Epi 1:1,000 can be used differently yet if used incorrectly it can be harmful.
Pre-hospital pain control is moving at a rapid pace; it’s time to buckle up for an interesting ride. While Morphine is being laid to rest by many EMS agencies due to its side effect profile, time to peak effect and the inability to be administered intranasally, other medications are moving to the forefront of care. Ask any field provider about morphine and you are not likely to get a positive response. A typical call requiring morphine administration results in a very slow effect (25 minute peak), often leaving the paramedic in a precarious position. Patients remain in absolute agony, as they are being moved and transported to the local hospital. Then right as the transfer of care occurs and the doctor walks in the room the patient finally starts feeling better….and then gives the doctor all the credit. It’s these types of failures that have led EMS agencies to look for a better alternative.

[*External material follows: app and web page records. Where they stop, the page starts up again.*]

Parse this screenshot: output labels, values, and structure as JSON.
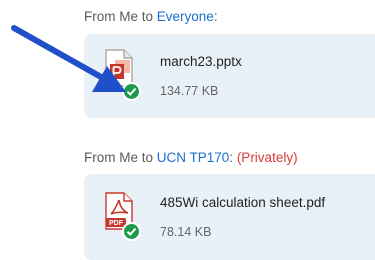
{
  "messages": [
    {
      "from_label": "From Me to ",
      "recipient": "Everyone",
      "suffix": ":",
      "private_note": "",
      "file": {
        "name": "march23.pptx",
        "size": "134.77 KB",
        "type_icon": "powerpoint-file-icon",
        "status_icon": "check-icon"
      }
    },
    {
      "from_label": "From Me to ",
      "recipient": "UCN TP170",
      "suffix": ": ",
      "private_note": "(Privately)",
      "file": {
        "name": "485Wi calculation sheet.pdf",
        "size": "78.14 KB",
        "type_icon": "pdf-file-icon",
        "status_icon": "check-icon"
      }
    }
  ],
  "pdf_badge": "PDF",
  "annotation": {
    "icon": "arrow-annotation-icon",
    "color": "#1f4fc9"
  },
  "colors": {
    "link": "#1a6fd1",
    "private": "#d93a3a",
    "card_bg": "#e9f1f8",
    "success": "#1e9b4a"
  }
}
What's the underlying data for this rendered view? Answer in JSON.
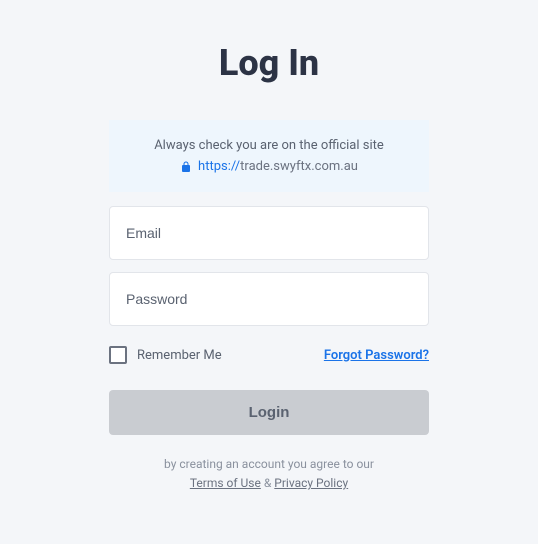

If you are an EMS provider and want to ruffle some feathers simply tell your local easy going pediatric specialist “kids are just little adults,” and then sit back and watch them boil up with anger. For years I was that guy. Having trained at 2 large academic children’s hospitals it was ingrained in me that kids are kids, and absolutely NOT just little adults. That was the gospel and it’s what I believed for a decade. That is until I joined the world of EMS and everything became clearer. From the pre-hospital perspective kids may be little adults after all!